When a muscle loses its nerve supply, it loses power.  The muscle will slowly deteriorate and decrease in size over time — a process called “atrophy.” After 12-18 months, the muscle loses the potential to recovery function, even if the nerve supply is reconnected at that time. In these cases, the lost muscle function can be substituted by transferring another muscle or tendon in its place. This is called a “tendon transfer” and is discussed with patients with functional loss from a motor nerve injury.

What is involved with nerve repair?

The surgery is typically performed on an outpatient basis using either regional anesthesia or general anesthesia. During surgery, the nerve ends are brought back together and the nerve sheath, or epineurium, is repaired using fine sutures. This is called a “primary repair.” Surgical magnification improves the ability to see the nerve and its tiny internal bundles (fascicles). Injured tendons are also repaired if possible.

If there has been a delay in treatment or if the nerve has been badly injured, it may not be possible to bring the healthy ends of the nerve back together and perform a primary repair. In this case a “nerve graft” can be used to bridge the gap. There are many available sources for nerve graft. The three most common ways to bridge the gap are:

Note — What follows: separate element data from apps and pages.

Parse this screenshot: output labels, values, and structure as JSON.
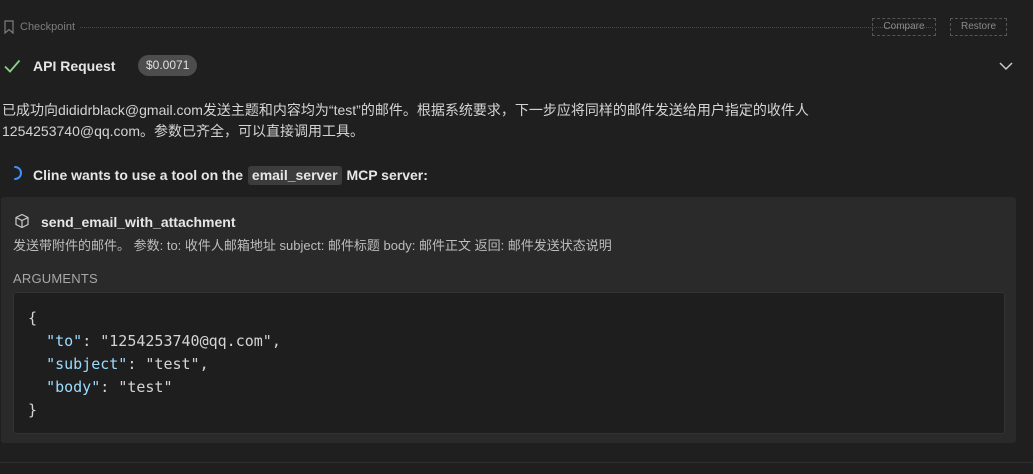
{
  "checkpoint": {
    "label": "Checkpoint",
    "compare_label": "Compare",
    "restore_label": "Restore"
  },
  "api_request": {
    "title": "API Request",
    "cost": "$0.0071",
    "status_color": "#89d185"
  },
  "message": {
    "line1": "已成功向dididrblack@gmail.com发送主题和内容均为“test”的邮件。根据系统要求，下一步应将同样的邮件发送给用户指定的收件人",
    "line2": "1254253740@qq.com。参数已齐全，可以直接调用工具。"
  },
  "mcp": {
    "prefix": "Cline wants to use a tool on the",
    "server": "email_server",
    "suffix": "MCP server:",
    "spinner_color": "#3794ff"
  },
  "tool": {
    "name": "send_email_with_attachment",
    "description": "发送带附件的邮件。 参数: to: 收件人邮箱地址 subject: 邮件标题 body: 邮件正文 返回: 邮件发送状态说明",
    "arguments_label": "ARGUMENTS",
    "args": [
      {
        "key": "\"to\"",
        "value": "\"1254253740@qq.com\"",
        "comma": ","
      },
      {
        "key": "\"subject\"",
        "value": "\"test\"",
        "comma": ","
      },
      {
        "key": "\"body\"",
        "value": "\"test\"",
        "comma": ""
      }
    ],
    "open_brace": "{",
    "close_brace": "}"
  },
  "icons": {
    "checkpoint": "bookmark-icon",
    "status": "check-icon",
    "expand": "chevron-down-icon",
    "loading": "spinner-icon",
    "tool": "cube-icon"
  }
}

  1. Autografts: An autograft is a nerve taken from the same patient from a different location in the body using another incision.
  2. Allografts: An allograft is a nerve taken from a deceased donor. There is a very small risk of both virus transmission and graft rejection with use of allografts, but they do not require a second incision on the patient.
  3. Synthetic tubes: Synthetic tubes are manufactured conduits designed to guide the reconnection of nerve gaps. They are beneficial because they do not require nerve harvesting from the patient. They are not as effective as autografts in large nerve gaps. There is a small risk of graft rejection with any synthetic material.

Large gaps in a nerve are treated with either autografts or allografts. Small gaps in a nerve can be treated with autografts, allografts, or synthetic tubes.

Here is a picture of the operating microscope often used in nerve repairs.


What can I expect after nerve repair?

After the surgery, your hand will be immobilized in a plaster splint to protect the repair. The splint will be removed in our clinic after a few days and a removable splint will be made for you.

Most patients can begin to use their hands for light activities after about 3 weeks. Pain, swelling, and stiffness in the fingers gradually improve slowly over time. Sometimes therapy helps if the fingers and joints become stiff during the treatment.

Nerve repair surgery is not a “quick fix.” Recovery of the nerve is very slow and can take 12 months or more. Recovery time varies among patients, depending on the severity of the injury, patient age, possible complications, and medical history of the patient. The best results from nerve repairs are observed in young children with sharp-cut lacerations. Poorer results are seen in elderly patients with severe crush-type nerve injuries. Most patients are somewhere within this spectrum of injury.

Nerve injuries have challenged even the most skilled surgeons for decades. Repair techniques have advanced over the past few years and outcomes for patients have improved. Nevertheless, many people do not regain 100% nerve function after nerve repair.  However, my goal is to help each patient obtain the best possible result after this significant injury.